- EXERCISE OBJECTIVE -
An accurate, complete copy of the records below is required.

- INPUT MATERIAL -
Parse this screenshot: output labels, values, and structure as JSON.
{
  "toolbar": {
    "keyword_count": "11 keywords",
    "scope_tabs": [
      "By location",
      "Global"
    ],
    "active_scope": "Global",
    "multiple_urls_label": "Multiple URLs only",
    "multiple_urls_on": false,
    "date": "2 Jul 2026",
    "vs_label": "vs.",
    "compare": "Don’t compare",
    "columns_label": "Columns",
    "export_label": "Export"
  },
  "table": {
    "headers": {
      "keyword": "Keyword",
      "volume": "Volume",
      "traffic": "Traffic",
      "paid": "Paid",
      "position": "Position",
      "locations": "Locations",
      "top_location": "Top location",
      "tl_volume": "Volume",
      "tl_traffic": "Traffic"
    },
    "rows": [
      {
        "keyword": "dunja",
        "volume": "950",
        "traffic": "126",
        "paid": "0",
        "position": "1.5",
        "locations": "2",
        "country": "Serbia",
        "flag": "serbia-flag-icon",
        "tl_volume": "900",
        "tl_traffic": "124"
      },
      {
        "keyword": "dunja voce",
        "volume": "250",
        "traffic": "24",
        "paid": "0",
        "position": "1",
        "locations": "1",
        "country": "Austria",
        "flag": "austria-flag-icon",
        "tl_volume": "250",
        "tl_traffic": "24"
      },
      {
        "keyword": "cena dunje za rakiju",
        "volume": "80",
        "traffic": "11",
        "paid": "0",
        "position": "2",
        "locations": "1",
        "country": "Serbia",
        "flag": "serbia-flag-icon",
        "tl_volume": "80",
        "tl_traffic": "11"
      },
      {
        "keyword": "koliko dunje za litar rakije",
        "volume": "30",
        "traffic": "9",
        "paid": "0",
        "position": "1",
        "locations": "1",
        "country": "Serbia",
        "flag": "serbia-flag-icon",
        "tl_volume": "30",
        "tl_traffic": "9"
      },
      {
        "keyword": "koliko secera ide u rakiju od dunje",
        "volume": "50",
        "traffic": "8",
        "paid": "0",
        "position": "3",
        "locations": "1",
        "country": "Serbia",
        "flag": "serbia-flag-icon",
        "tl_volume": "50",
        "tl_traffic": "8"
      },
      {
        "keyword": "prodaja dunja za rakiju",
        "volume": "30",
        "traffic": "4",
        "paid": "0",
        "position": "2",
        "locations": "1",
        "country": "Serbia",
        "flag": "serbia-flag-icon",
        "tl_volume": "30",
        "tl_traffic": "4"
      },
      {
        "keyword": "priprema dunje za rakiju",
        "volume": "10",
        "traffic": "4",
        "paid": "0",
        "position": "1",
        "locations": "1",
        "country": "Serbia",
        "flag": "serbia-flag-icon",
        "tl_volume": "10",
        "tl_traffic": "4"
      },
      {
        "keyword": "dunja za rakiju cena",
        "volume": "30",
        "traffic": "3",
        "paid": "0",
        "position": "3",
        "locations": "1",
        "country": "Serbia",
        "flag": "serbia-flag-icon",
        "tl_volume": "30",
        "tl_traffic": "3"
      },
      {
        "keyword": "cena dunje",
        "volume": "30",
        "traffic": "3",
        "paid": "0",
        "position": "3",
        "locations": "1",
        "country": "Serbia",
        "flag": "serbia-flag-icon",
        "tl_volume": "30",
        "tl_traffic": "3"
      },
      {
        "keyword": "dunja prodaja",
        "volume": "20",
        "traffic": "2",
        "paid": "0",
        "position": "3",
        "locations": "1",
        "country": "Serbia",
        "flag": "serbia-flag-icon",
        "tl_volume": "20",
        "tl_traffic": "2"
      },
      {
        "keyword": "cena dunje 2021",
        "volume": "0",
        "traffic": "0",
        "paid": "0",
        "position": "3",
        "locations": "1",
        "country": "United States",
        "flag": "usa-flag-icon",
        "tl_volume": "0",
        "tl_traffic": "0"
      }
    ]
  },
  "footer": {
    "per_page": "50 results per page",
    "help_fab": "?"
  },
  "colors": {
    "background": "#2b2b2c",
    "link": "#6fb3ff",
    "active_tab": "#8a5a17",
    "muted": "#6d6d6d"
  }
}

- RESPONSE BELOW -
Parse this screenshot: output labels, values, and structure as JSON.
{
  "toolbar": {
    "keyword_count": "11 keywords",
    "scope_tabs": [
      "By location",
      "Global"
    ],
    "active_scope": "Global",
    "multiple_urls_label": "Multiple URLs only",
    "multiple_urls_on": false,
    "date": "2 Jul 2026",
    "vs_label": "vs.",
    "compare": "Don’t compare",
    "columns_label": "Columns",
    "export_label": "Export"
  },
  "table": {
    "headers": {
      "keyword": "Keyword",
      "volume": "Volume",
      "traffic": "Traffic",
      "paid": "Paid",
      "position": "Position",
      "locations": "Locations",
      "top_location": "Top location",
      "tl_volume": "Volume",
      "tl_traffic": "Traffic"
    },
    "rows": [
      {
        "keyword": "dunja",
        "volume": "950",
        "traffic": "126",
        "paid": "0",
        "position": "1.5",
        "locations": "2",
        "country": "Serbia",
        "flag": "serbia-flag-icon",
        "tl_volume": "900",
        "tl_traffic": "124"
      },
      {
        "keyword": "dunja voce",
        "volume": "250",
        "traffic": "24",
        "paid": "0",
        "position": "1",
        "locations": "1",
        "country": "Austria",
        "flag": "austria-flag-icon",
        "tl_volume": "250",
        "tl_traffic": "24"
      },
      {
        "keyword": "cena dunje za rakiju",
        "volume": "80",
        "traffic": "11",
        "paid": "0",
        "position": "2",
        "locations": "1",
        "country": "Serbia",
        "flag": "serbia-flag-icon",
        "tl_volume": "80",
        "tl_traffic": "11"
      },
      {
        "keyword": "koliko dunje za litar rakije",
        "volume": "30",
        "traffic": "9",
        "paid": "0",
        "position": "1",
        "locations": "1",
        "country": "Serbia",
        "flag": "serbia-flag-icon",
        "tl_volume": "30",
        "tl_traffic": "9"
      },
      {
        "keyword": "koliko secera ide u rakiju od dunje",
        "volume": "50",
        "traffic": "8",
        "paid": "0",
        "position": "3",
        "locations": "1",
        "country": "Serbia",
        "flag": "serbia-flag-icon",
        "tl_volume": "50",
        "tl_traffic": "8"
      },
      {
        "keyword": "prodaja dunja za rakiju",
        "volume": "30",
        "traffic": "4",
        "paid": "0",
        "position": "2",
        "locations": "1",
        "country": "Serbia",
        "flag": "serbia-flag-icon",
        "tl_volume": "30",
        "tl_traffic": "4"
      },
      {
        "keyword": "priprema dunje za rakiju",
        "volume": "10",
        "traffic": "4",
        "paid": "0",
        "position": "1",
        "locations": "1",
        "country": "Serbia",
        "flag": "serbia-flag-icon",
        "tl_volume": "10",
        "tl_traffic": "4"
      },
      {
        "keyword": "dunja za rakiju cena",
        "volume": "30",
        "traffic": "3",
        "paid": "0",
        "position": "3",
        "locations": "1",
        "country": "Serbia",
        "flag": "serbia-flag-icon",
        "tl_volume": "30",
        "tl_traffic": "3"
      },
      {
        "keyword": "cena dunje",
        "volume": "30",
        "traffic": "3",
        "paid": "0",
        "position": "3",
        "locations": "1",
        "country": "Serbia",
        "flag": "serbia-flag-icon",
        "tl_volume": "30",
        "tl_traffic": "3"
      },
      {
        "keyword": "dunja prodaja",
        "volume": "20",
        "traffic": "2",
        "paid": "0",
        "position": "3",
        "locations": "1",
        "country": "Serbia",
        "flag": "serbia-flag-icon",
        "tl_volume": "20",
        "tl_traffic": "2"
      },
      {
        "keyword": "cena dunje 2021",
        "volume": "0",
        "traffic": "0",
        "paid": "0",
        "position": "3",
        "locations": "1",
        "country": "United States",
        "flag": "usa-flag-icon",
        "tl_volume": "0",
        "tl_traffic": "0"
      }
    ]
  },
  "footer": {
    "per_page": "50 results per page",
    "help_fab": "?"
  },
  "colors": {
    "background": "#2b2b2c",
    "link": "#6fb3ff",
    "active_tab": "#8a5a17",
    "muted": "#6d6d6d"
  }
}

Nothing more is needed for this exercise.